__THE PROBLEM__:
Repeat the data exactly, with every line included.
========
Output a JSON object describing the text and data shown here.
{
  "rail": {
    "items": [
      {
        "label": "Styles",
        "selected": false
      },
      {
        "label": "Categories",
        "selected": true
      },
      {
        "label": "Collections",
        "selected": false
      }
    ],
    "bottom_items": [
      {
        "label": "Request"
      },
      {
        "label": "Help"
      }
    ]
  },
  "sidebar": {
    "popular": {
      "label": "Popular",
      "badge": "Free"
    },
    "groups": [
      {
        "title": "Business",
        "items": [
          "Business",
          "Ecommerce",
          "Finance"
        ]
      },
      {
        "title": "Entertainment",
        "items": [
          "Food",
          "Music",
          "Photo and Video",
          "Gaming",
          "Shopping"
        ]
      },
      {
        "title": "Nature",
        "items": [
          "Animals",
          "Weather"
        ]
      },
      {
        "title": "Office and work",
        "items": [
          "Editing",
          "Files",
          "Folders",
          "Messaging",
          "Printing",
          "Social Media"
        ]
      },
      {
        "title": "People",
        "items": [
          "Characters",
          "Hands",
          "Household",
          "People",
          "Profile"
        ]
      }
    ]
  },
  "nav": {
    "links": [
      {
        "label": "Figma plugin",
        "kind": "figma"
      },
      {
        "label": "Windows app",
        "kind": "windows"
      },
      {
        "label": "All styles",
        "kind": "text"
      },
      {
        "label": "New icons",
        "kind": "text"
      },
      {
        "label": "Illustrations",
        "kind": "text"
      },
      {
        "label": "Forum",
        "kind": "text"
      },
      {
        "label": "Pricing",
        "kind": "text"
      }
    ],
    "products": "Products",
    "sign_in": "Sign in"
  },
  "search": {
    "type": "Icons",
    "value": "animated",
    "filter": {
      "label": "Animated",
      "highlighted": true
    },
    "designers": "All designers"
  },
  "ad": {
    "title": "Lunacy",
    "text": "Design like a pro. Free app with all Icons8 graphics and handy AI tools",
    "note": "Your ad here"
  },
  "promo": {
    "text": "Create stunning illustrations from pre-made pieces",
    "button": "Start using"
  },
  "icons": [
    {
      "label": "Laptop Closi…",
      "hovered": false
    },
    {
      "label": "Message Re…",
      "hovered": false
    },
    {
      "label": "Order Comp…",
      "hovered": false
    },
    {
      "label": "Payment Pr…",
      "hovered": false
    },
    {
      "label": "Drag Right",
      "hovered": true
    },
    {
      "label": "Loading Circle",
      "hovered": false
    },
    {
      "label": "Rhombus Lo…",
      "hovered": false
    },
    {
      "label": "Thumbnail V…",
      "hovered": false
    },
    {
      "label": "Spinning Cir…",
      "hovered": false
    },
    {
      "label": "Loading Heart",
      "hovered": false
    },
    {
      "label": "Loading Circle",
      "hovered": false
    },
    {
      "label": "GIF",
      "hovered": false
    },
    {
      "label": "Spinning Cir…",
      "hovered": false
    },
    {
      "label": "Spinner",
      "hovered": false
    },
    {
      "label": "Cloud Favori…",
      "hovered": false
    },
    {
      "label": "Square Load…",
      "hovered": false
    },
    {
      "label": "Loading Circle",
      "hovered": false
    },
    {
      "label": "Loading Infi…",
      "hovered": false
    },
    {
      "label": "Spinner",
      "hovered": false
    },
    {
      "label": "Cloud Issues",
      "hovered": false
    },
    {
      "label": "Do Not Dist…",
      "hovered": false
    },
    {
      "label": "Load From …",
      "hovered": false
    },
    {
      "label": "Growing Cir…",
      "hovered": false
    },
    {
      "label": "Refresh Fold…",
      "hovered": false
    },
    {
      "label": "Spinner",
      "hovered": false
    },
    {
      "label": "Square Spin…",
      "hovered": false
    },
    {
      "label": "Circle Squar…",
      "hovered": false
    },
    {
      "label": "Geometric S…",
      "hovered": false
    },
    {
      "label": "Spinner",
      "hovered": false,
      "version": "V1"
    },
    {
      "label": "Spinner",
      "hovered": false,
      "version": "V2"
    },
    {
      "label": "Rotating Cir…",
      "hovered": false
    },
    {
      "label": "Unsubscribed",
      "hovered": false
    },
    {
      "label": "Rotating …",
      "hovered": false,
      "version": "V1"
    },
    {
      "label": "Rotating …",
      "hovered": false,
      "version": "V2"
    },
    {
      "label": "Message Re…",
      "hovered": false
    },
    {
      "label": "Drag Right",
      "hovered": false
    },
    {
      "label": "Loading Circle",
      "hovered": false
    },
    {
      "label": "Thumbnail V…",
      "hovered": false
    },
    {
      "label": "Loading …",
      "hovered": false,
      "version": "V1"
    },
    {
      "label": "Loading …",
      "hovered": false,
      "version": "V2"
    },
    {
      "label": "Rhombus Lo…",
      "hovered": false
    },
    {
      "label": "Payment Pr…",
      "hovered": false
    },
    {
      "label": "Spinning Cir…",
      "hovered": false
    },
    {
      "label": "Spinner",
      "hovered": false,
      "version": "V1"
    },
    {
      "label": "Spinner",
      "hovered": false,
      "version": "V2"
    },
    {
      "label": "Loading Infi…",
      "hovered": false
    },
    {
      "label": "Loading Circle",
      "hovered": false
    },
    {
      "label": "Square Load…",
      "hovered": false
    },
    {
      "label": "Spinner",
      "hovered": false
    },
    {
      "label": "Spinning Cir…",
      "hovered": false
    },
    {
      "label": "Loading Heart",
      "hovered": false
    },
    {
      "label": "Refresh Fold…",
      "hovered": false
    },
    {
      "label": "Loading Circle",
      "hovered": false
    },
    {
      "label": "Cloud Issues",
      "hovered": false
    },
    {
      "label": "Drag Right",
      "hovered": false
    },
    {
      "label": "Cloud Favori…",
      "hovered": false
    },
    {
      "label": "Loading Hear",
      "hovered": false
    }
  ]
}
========
__ANSWER TO THE EXERCISE__:
Output a JSON object describing the text and data shown here.
{
  "rail": {
    "items": [
      {
        "label": "Styles",
        "selected": false
      },
      {
        "label": "Categories",
        "selected": true
      },
      {
        "label": "Collections",
        "selected": false
      }
    ],
    "bottom_items": [
      {
        "label": "Request"
      },
      {
        "label": "Help"
      }
    ]
  },
  "sidebar": {
    "popular": {
      "label": "Popular",
      "badge": "Free"
    },
    "groups": [
      {
        "title": "Business",
        "items": [
          "Business",
          "Ecommerce",
          "Finance"
        ]
      },
      {
        "title": "Entertainment",
        "items": [
          "Food",
          "Music",
          "Photo and Video",
          "Gaming",
          "Shopping"
        ]
      },
      {
        "title": "Nature",
        "items": [
          "Animals",
          "Weather"
        ]
      },
      {
        "title": "Office and work",
        "items": [
          "Editing",
          "Files",
          "Folders",
          "Messaging",
          "Printing",
          "Social Media"
        ]
      },
      {
        "title": "People",
        "items": [
          "Characters",
          "Hands",
          "Household",
          "People",
          "Profile"
        ]
      }
    ]
  },
  "nav": {
    "links": [
      {
        "label": "Figma plugin",
        "kind": "figma"
      },
      {
        "label": "Windows app",
        "kind": "windows"
      },
      {
        "label": "All styles",
        "kind": "text"
      },
      {
        "label": "New icons",
        "kind": "text"
      },
      {
        "label": "Illustrations",
        "kind": "text"
      },
      {
        "label": "Forum",
        "kind": "text"
      },
      {
        "label": "Pricing",
        "kind": "text"
      }
    ],
    "products": "Products",
    "sign_in": "Sign in"
  },
  "search": {
    "type": "Icons",
    "value": "animated",
    "filter": {
      "label": "Animated",
      "highlighted": true
    },
    "designers": "All designers"
  },
  "ad": {
    "title": "Lunacy",
    "text": "Design like a pro. Free app with all Icons8 graphics and handy AI tools",
    "note": "Your ad here"
  },
  "promo": {
    "text": "Create stunning illustrations from pre-made pieces",
    "button": "Start using"
  },
  "icons": [
    {
      "label": "Laptop Closi…",
      "hovered": false
    },
    {
      "label": "Message Re…",
      "hovered": false
    },
    {
      "label": "Order Comp…",
      "hovered": false
    },
    {
      "label": "Payment Pr…",
      "hovered": false
    },
    {
      "label": "Drag Right",
      "hovered": true
    },
    {
      "label": "Loading Circle",
      "hovered": false
    },
    {
      "label": "Rhombus Lo…",
      "hovered": false
    },
    {
      "label": "Thumbnail V…",
      "hovered": false
    },
    {
      "label": "Spinning Cir…",
      "hovered": false
    },
    {
      "label": "Loading Heart",
      "hovered": false
    },
    {
      "label": "Loading Circle",
      "hovered": false
    },
    {
      "label": "GIF",
      "hovered": false
    },
    {
      "label": "Spinning Cir…",
      "hovered": false
    },
    {
      "label": "Spinner",
      "hovered": false
    },
    {
      "label": "Cloud Favori…",
      "hovered": false
    },
    {
      "label": "Square Load…",
      "hovered": false
    },
    {
      "label": "Loading Circle",
      "hovered": false
    },
    {
      "label": "Loading Infi…",
      "hovered": false
    },
    {
      "label": "Spinner",
      "hovered": false
    },
    {
      "label": "Cloud Issues",
      "hovered": false
    },
    {
      "label": "Do Not Dist…",
      "hovered": false
    },
    {
      "label": "Load From …",
      "hovered": false
    },
    {
      "label": "Growing Cir…",
      "hovered": false
    },
    {
      "label": "Refresh Fold…",
      "hovered": false
    },
    {
      "label": "Spinner",
      "hovered": false
    },
    {
      "label": "Square Spin…",
      "hovered": false
    },
    {
      "label": "Circle Squar…",
      "hovered": false
    },
    {
      "label": "Geometric S…",
      "hovered": false
    },
    {
      "label": "Spinner",
      "hovered": false,
      "version": "V1"
    },
    {
      "label": "Spinner",
      "hovered": false,
      "version": "V2"
    },
    {
      "label": "Rotating Cir…",
      "hovered": false
    },
    {
      "label": "Unsubscribed",
      "hovered": false
    },
    {
      "label": "Rotating …",
      "hovered": false,
      "version": "V1"
    },
    {
      "label": "Rotating …",
      "hovered": false,
      "version": "V2"
    },
    {
      "label": "Message Re…",
      "hovered": false
    },
    {
      "label": "Drag Right",
      "hovered": false
    },
    {
      "label": "Loading Circle",
      "hovered": false
    },
    {
      "label": "Thumbnail V…",
      "hovered": false
    },
    {
      "label": "Loading …",
      "hovered": false,
      "version": "V1"
    },
    {
      "label": "Loading …",
      "hovered": false,
      "version": "V2"
    },
    {
      "label": "Rhombus Lo…",
      "hovered": false
    },
    {
      "label": "Payment Pr…",
      "hovered": false
    },
    {
      "label": "Spinning Cir…",
      "hovered": false
    },
    {
      "label": "Spinner",
      "hovered": false,
      "version": "V1"
    },
    {
      "label": "Spinner",
      "hovered": false,
      "version": "V2"
    },
    {
      "label": "Loading Infi…",
      "hovered": false
    },
    {
      "label": "Loading Circle",
      "hovered": false
    },
    {
      "label": "Square Load…",
      "hovered": false
    },
    {
      "label": "Spinner",
      "hovered": false
    },
    {
      "label": "Spinning Cir…",
      "hovered": false
    },
    {
      "label": "Loading Heart",
      "hovered": false
    },
    {
      "label": "Refresh Fold…",
      "hovered": false
    },
    {
      "label": "Loading Circle",
      "hovered": false
    },
    {
      "label": "Cloud Issues",
      "hovered": false
    },
    {
      "label": "Drag Right",
      "hovered": false
    },
    {
      "label": "Cloud Favori…",
      "hovered": false
    },
    {
      "label": "Loading Hear",
      "hovered": false
    }
  ]
}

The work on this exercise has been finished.